• EXERCISE REQUIREMENTS: Answer with a bare number: the count of lines in the records below that have the word "desc".

• MATERIAL TO PROCESS:
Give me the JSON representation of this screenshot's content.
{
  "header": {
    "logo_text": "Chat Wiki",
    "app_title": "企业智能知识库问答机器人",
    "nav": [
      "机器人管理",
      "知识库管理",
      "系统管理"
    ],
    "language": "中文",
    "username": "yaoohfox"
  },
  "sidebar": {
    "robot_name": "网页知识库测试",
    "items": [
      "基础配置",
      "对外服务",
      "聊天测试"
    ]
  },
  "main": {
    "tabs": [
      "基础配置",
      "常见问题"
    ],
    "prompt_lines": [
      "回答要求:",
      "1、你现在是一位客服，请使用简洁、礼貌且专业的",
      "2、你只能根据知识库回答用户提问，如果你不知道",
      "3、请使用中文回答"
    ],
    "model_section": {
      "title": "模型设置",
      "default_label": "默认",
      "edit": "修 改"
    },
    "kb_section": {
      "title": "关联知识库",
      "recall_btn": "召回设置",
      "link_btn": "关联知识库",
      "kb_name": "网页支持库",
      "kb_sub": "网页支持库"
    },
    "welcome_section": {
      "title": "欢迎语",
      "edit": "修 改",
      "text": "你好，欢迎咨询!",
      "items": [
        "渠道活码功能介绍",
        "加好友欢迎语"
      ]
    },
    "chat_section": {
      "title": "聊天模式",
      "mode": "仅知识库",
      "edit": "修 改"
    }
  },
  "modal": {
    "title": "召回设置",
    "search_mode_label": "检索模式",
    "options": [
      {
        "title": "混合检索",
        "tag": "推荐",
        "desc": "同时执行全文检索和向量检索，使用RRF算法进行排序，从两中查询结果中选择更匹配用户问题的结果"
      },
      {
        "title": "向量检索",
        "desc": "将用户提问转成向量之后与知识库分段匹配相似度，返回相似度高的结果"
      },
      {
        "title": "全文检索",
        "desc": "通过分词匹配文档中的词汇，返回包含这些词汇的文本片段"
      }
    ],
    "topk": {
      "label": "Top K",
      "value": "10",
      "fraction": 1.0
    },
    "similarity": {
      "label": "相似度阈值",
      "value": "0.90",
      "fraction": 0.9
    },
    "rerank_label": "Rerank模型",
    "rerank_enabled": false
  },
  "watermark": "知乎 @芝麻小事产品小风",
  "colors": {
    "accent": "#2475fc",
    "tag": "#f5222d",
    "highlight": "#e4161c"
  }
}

• WRITTEN SOLUTION: 3